A Manhattan judge has sentenced longtime Trump Organization chief financial officer Allen Weisselberg to five months in jail for his role in helping the former president’s businesses evade taxes for much of the last decade. Following the sentencing on Tuesday afternoon, Weisselberg, 75, was taken into custody and transported to New York City’s Rikers Island jail to begin serving his time. Weisselberg was also given five years probation and ordered to pay $2 million in restitution.
Weisselberg could have faced as much as 25 years in state prison based on the initial charges against him, but last summer he pleaded guilty and agreed to testify against his former employer—the Trump Organization. However, he did not agree to testify against his former boss, Trump. Last month a jury found two Trump-owned corporations guilty on nine counts of tax fraud; Trump was not charged personally in the case. The companies will be sentenced later this week, although they have appealed the conviction.

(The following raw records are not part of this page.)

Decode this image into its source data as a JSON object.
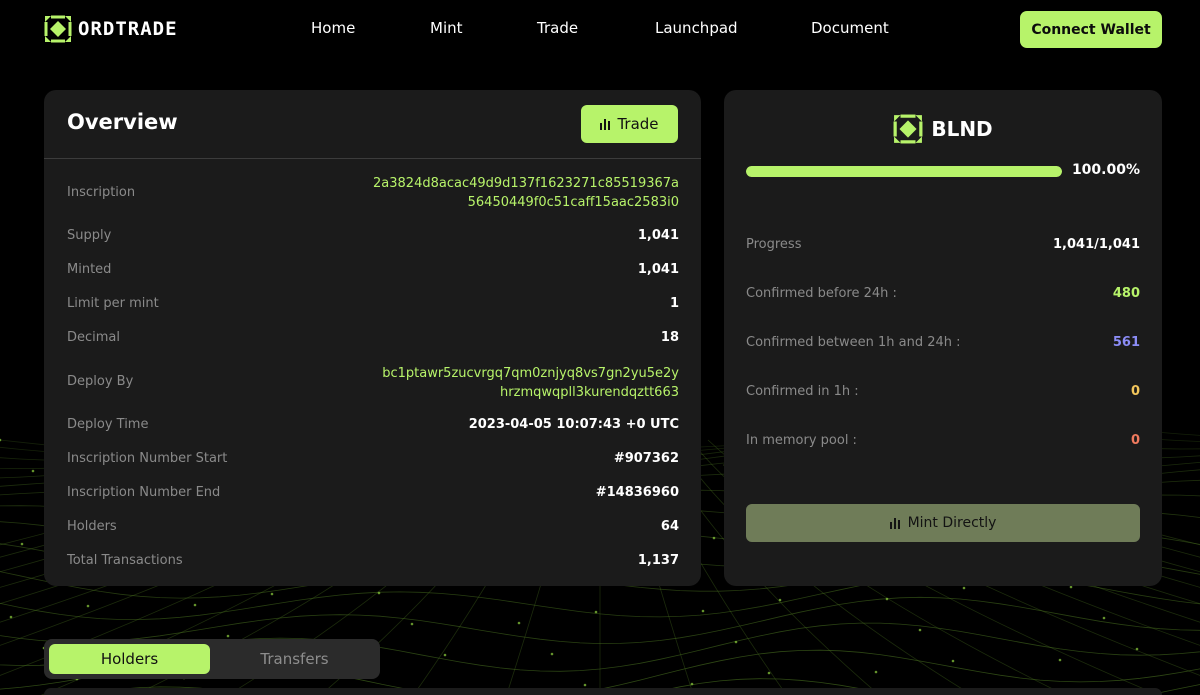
{
  "brand": {
    "name": "ORDTRADE",
    "accent": "#b7f36a"
  },
  "nav": [
    "Home",
    "Mint",
    "Trade",
    "Launchpad",
    "Document"
  ],
  "header": {
    "connect_label": "Connect Wallet"
  },
  "overview": {
    "title": "Overview",
    "trade_label": "Trade",
    "rows": [
      {
        "label": "Inscription",
        "value_line1": "2a3824d8acac49d9d137f1623271c85519367a",
        "value_line2": "56450449f0c51caff15aac2583i0"
      },
      {
        "label": "Supply",
        "value": "1,041"
      },
      {
        "label": "Minted",
        "value": "1,041"
      },
      {
        "label": "Limit per mint",
        "value": "1"
      },
      {
        "label": "Decimal",
        "value": "18"
      },
      {
        "label": "Deploy By",
        "value_line1": "bc1ptawr5zucvrgq7qm0znjyq8vs7gn2yu5e2y",
        "value_line2": "hrzmqwqpll3kurendqztt663"
      },
      {
        "label": "Deploy Time",
        "value": "2023-04-05 10:07:43 +0 UTC"
      },
      {
        "label": "Inscription Number Start",
        "value": "#907362"
      },
      {
        "label": "Inscription Number End",
        "value": "#14836960"
      },
      {
        "label": "Holders",
        "value": "64"
      },
      {
        "label": "Total Transactions",
        "value": "1,137"
      }
    ]
  },
  "token": {
    "name": "BLND",
    "progress_fraction": 1.0,
    "progress_pct": "100.00%",
    "stats": [
      {
        "label": "Progress",
        "value": "1,041/1,041",
        "color": "#ffffff"
      },
      {
        "label": "Confirmed before 24h :",
        "value": "480",
        "color": "#b7f36a"
      },
      {
        "label": "Confirmed between 1h and 24h :",
        "value": "561",
        "color": "#8b8cf5"
      },
      {
        "label": "Confirmed in 1h :",
        "value": "0",
        "color": "#f3c65b"
      },
      {
        "label": "In memory pool :",
        "value": "0",
        "color": "#f07a5e"
      }
    ],
    "mint_label": "Mint Directly"
  },
  "tabs": {
    "holders": "Holders",
    "transfers": "Transfers"
  }
}
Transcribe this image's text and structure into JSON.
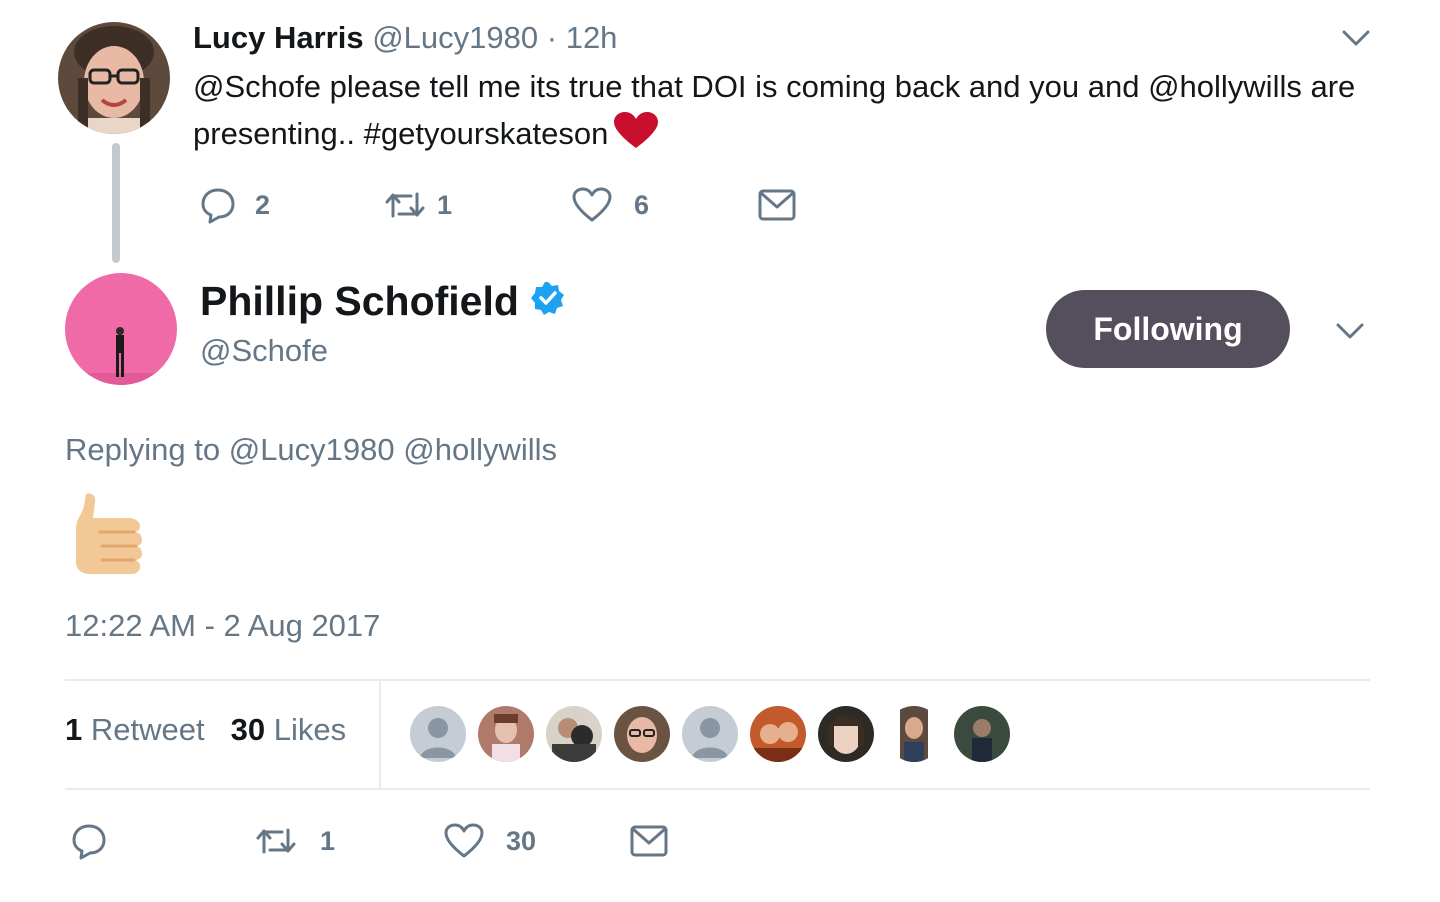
{
  "parent_tweet": {
    "author_name": "Lucy Harris",
    "author_handle": "@Lucy1980",
    "time_sep": "·",
    "time_ago": "12h",
    "text": "@Schofe please tell me its true that DOI is coming back and you and @hollywills are presenting.. #getyourskateson",
    "emoji": "red-heart",
    "replies": "2",
    "retweets": "1",
    "likes": "6"
  },
  "main_tweet": {
    "author_name": "Phillip Schofield",
    "author_handle": "@Schofe",
    "verified": true,
    "follow_button_label": "Following",
    "replying_label": "Replying to",
    "replying_mentions": "@Lucy1980 @hollywills",
    "emoji": "thumbs-up",
    "timestamp": "12:22 AM - 2 Aug 2017",
    "retweet_count": "1",
    "retweet_label": "Retweet",
    "like_count": "30",
    "like_label": "Likes",
    "liker_avatars": 9,
    "action_retweets": "1",
    "action_likes": "30"
  },
  "colors": {
    "muted": "#657786",
    "follow_button_bg": "#554f5d",
    "verified_blue": "#1da1f2",
    "heart_red": "#c8102e",
    "avatar_pink": "#f06aa8"
  }
}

The case centers around a scheme under which Trump’s companies would pay top executives, like Weisselberg, less money in salary, but make up the difference by giving them fancy perks like Mercedes-Benzes, apartments, and even tuition for Weisselberg’s grandchildren. Employees ended up paying lower taxes for the same overall level of take-home compensation. At the trial for the Trump companies, defense attorneys argued that this scheme only benefitted Weisselberg and other executives who received the perks. But prosecutors contended that it actually provided a huge benefit for the Trump Organization, too, because it allowed the companies to boost executives’ pay for about half the cost of a taxable salary increase.
After Weisselberg pleaded guilty to participating in the scheme, Trump kept him on the company payroll—and in fact offered him a large bonus to be paid out following the trial. For much of the run-up to the Trump Organization trial, attorneys on both sides studiously tried to avoid making the case about Trump personally. But almost immediately upon the start of the trial, defense attorneys began referencing Trump—specifically praising him for being generous to Weisselberg even after his guilty plea. This gave prosecutors an opportunity to go after Trump, and they painted a picture of the Trump Organization as a workplace subsumed by a “culture of fraud.”
At one point, prosecutors showed jurors paperwork signed by Trump indicating that he had approved of a request by one employee to reduce that employee’s salary by $75,000—the exact amount of rent the employee would have owed for a Trump-owned apartment he was living in rent-free.
“Mr. Trump explicitly sanctioning tax fraud! That’s what this document shows!” Manhattan assistant district attorney Joshua Steinglass told the jury.
On Tuesday, as expected, prosecutors endorsed the five-month jail sentence they had negotiated with Weisselberg in exchange for his helpful testimony. Following the formal sentencing by New York judge Juan Merchan, Weisselberg was handcuffed and led away.